Only about two per cent of Lloydminster residents have signed up to the city’s emergency alert program.
At its regular meeting on Jan. 26, council approved the city’s 2015 emergency response plan. Part of this plan is the city’s emergency notification system, which the city uses to send out information and directions in the case of a disaster. At the council meeting, it was revealed that 566 accounts have been set up.
“We would love to see more people signed up,” said emergency management co-ordinator Anne Danielson. “If there is an emergency or disaster its going to be a community response and we’re definitely going to want to pull together.”
Residents can sign up at lloydminster.ca/emergencyalert. Once on the site, users must set up an account and specify how they want to be contacted, if they have any useful skills or supplies or if they have special needs. Subscribers can also select parts of the city to receive alerts for. For example, a parent can subscribe to alerts specifically relevant to the area near the school their child attends.
City Coun. Larry Sauer says some people might not be signing up to the alerts because the thought of emergencies may make them feel uneasy.
“I know that we’ve publicized it,” said Sauer. “We’ve put it out in brochures that have gone out to households. Maybe it’s something that people (think), ‘Natural disasters? Is that going to happen here?’ Chances are it’s not, hopefully not, but it is there and it would be great if people became informed and did subscribe.”
As a practice exercise, the city sends out a test message to subscribed residents on the third Wednesday of every month at noon. The alert does not require any action, and simply states that it is an emergency test message. City employees, however, receive an emergency message at a random day and time once each month.
“We like to keep the element of surprise, because that’s a really good way to test the system.
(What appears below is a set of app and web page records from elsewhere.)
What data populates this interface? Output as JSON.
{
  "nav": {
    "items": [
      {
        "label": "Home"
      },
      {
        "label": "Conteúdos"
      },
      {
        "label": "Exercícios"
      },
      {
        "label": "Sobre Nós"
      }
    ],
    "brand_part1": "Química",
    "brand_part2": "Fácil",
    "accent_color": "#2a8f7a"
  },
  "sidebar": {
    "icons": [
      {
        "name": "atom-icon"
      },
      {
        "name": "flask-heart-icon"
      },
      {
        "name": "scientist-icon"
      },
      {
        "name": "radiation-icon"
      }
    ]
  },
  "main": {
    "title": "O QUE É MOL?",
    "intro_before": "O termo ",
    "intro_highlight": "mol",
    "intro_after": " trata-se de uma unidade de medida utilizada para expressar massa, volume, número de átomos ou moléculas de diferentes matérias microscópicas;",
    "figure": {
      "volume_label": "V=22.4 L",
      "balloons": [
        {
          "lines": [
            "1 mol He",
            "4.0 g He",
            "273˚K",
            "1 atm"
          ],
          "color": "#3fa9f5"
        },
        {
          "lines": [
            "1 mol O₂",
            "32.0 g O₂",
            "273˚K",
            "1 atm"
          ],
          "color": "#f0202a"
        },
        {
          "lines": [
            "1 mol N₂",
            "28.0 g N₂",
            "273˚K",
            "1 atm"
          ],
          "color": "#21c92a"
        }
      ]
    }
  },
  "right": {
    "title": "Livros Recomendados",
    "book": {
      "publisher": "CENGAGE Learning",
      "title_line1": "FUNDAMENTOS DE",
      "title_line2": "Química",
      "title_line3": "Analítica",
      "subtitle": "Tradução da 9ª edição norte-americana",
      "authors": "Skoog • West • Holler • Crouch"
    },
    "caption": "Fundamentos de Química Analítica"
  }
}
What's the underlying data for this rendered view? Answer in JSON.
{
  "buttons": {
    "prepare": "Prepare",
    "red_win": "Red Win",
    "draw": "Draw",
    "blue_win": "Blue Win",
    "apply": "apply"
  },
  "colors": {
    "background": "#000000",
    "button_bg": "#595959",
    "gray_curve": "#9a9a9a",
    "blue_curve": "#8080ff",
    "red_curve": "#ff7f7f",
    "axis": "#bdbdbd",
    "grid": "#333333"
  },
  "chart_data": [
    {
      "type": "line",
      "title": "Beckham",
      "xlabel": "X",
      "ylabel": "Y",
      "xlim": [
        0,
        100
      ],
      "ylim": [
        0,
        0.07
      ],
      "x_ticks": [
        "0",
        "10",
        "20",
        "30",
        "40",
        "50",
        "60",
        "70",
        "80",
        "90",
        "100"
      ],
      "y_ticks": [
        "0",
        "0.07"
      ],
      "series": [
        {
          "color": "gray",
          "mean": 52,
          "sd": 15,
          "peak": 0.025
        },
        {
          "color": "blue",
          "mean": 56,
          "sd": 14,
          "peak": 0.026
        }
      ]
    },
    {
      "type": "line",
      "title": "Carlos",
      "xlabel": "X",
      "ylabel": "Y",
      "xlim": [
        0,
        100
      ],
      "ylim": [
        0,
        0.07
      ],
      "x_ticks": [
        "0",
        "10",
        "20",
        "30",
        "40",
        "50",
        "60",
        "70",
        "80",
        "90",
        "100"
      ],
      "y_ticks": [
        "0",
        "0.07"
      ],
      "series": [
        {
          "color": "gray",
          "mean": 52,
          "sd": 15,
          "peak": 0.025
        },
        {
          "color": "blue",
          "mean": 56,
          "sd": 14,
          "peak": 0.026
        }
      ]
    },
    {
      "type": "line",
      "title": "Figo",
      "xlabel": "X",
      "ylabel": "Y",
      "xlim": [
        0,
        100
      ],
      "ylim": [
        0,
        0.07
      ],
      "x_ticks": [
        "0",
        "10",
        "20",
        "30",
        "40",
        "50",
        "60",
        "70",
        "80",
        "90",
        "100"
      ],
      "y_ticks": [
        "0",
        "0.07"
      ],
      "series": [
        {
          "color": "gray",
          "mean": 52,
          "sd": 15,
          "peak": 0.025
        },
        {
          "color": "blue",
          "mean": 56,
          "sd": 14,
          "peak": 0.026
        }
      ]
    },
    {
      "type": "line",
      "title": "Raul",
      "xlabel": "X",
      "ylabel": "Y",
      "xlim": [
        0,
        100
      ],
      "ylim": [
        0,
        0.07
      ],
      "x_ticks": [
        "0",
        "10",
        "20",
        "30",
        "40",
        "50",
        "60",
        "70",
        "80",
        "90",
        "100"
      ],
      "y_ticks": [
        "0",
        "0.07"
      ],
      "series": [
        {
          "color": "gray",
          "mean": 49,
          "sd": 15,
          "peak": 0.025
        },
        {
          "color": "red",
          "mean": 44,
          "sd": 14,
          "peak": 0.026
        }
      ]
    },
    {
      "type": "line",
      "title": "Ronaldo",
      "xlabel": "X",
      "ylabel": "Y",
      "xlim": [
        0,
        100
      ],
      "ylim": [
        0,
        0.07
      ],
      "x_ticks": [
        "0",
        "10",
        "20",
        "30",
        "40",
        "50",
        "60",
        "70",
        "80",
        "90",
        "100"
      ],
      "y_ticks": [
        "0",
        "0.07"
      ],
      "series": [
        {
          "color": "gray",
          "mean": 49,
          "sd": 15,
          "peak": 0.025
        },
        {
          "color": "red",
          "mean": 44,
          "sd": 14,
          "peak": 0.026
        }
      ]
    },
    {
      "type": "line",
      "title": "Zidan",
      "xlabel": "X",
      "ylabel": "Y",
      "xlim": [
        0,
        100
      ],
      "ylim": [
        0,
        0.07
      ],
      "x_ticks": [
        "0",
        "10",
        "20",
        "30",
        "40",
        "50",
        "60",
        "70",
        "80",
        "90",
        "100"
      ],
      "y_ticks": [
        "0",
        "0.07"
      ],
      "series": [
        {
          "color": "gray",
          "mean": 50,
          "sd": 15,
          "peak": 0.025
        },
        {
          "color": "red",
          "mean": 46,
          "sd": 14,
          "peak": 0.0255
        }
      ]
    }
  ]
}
Disasters don’t happen just Monday to Friday during business hours,” Danielson said. “Staff have been very accepting of it and they always respond so quickly, so its been a really good test of the system. They don’t know when it’s going to happen, they just know it’s going to happen once during the month.”
The city’s emergency plan must be approved annually by council, and this year there were no significant changes, aside from some people’s names. But Danielson says the plan is still a “living document.”
“I think we have a very strong foundation with that plan,” she said. “But we don’t want it to be something that just sits on the shelf. We have to implement what we have in that plan, whether that’s the emergency alert system and how we’re going to notify people and making sure that we’re testing that, running emergency exercises and working with our community partners year round.”